Brain power. A growing body of evidence suggests that eating apples and drinking apple juice can be beneficial when it comes to improving brain health and diminishing symptoms of Alzheimer’s disease. A study of people with moderate to severe Alzheimer’s disease found that drinking 8 ounces of apple juice daily resulted in a 27 percent improvement in behavioral and mood-related symptoms.
Gut health. Apples contain pectin-a fiber-like substance found in the cell walls of plants. The “good” bacteria in the intestines like to feed on apple pectin which allows them to reproduce and thrive while providing disease protection.
Apples may also reduce the risk of type 2 diabetes and metabolic syndrome, improve immunity and promote weight loss.
Apple Chicken Stir Fry
1 pound cubed boneless, skinless, chicken breast
½ cup onion, vertically sliced
1 ¾ cups (3-4 medium) carrots, thinly sliced
1 ½ teaspoon canola oil
1 teaspoon dried basil, crushed
1 cup fresh or frozen pea pods
1 tablespoon water
1 medium baking apple, cored and thinly sliced
1 tablespoon canola oil
2 cups cooked brown rice
Stir-fry cubed chicken in 1 tablespoon oil in a non-stick skillet until lightly browned and cooked. Remove from skillet. Stir-fry onion, carrots and basil in oil in the same skillet until carrots are tender. Stir in pea pods and water, stir-fry 2 minutes. Remove from heat; stir in apple. Add chicken, serve hot over cooked rice.
Nutritional Information for ¼ of recipe:
Protein: 30 gms
Carbohydrates: 30 gms
Total fat: 8 gms
Saturated fat: 1 gm
Fiber: 5 gms
Sodium: 115 mg
Teresa Farrell, RD, LD is a Registered and Licensed Dietician at Essentia Health St. Joseph’s-Brainerd Clinic.

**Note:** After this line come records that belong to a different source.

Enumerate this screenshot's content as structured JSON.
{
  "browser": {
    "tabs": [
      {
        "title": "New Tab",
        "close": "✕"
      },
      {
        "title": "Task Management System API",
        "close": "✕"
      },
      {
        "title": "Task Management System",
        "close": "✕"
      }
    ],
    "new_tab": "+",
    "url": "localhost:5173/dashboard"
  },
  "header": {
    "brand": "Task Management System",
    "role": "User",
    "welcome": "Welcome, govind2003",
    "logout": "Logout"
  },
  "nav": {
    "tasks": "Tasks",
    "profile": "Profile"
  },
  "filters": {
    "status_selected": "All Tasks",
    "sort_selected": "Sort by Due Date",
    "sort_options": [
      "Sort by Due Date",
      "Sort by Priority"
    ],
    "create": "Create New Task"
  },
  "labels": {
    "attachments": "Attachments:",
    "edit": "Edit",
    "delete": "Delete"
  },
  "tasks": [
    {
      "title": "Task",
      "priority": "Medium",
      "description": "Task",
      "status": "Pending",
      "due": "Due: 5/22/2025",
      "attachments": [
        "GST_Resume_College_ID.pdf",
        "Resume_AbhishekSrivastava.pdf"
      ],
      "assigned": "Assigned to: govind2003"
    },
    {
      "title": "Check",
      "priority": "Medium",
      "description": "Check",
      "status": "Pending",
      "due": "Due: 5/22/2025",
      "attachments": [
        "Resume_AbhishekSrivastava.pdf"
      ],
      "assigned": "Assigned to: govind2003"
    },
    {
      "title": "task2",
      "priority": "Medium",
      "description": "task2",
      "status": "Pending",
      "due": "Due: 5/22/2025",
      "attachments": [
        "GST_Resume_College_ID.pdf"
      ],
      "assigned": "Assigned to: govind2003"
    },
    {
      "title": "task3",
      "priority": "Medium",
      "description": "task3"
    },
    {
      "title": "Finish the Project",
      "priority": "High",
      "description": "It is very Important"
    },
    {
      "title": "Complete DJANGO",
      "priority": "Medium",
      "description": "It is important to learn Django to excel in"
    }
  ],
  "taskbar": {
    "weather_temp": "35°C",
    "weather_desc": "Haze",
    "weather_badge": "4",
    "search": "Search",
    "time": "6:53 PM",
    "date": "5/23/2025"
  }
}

Essentia Health is guided by the values of quality, hospitality, respect, justice, stewardship, and teamwork. From emergency care to convenient care, family care to speciality practice, Essentia Health delivers on its promise to be “Here With You” in the Brainerd Lakes Area. Learn more at www.essentiahealth.org.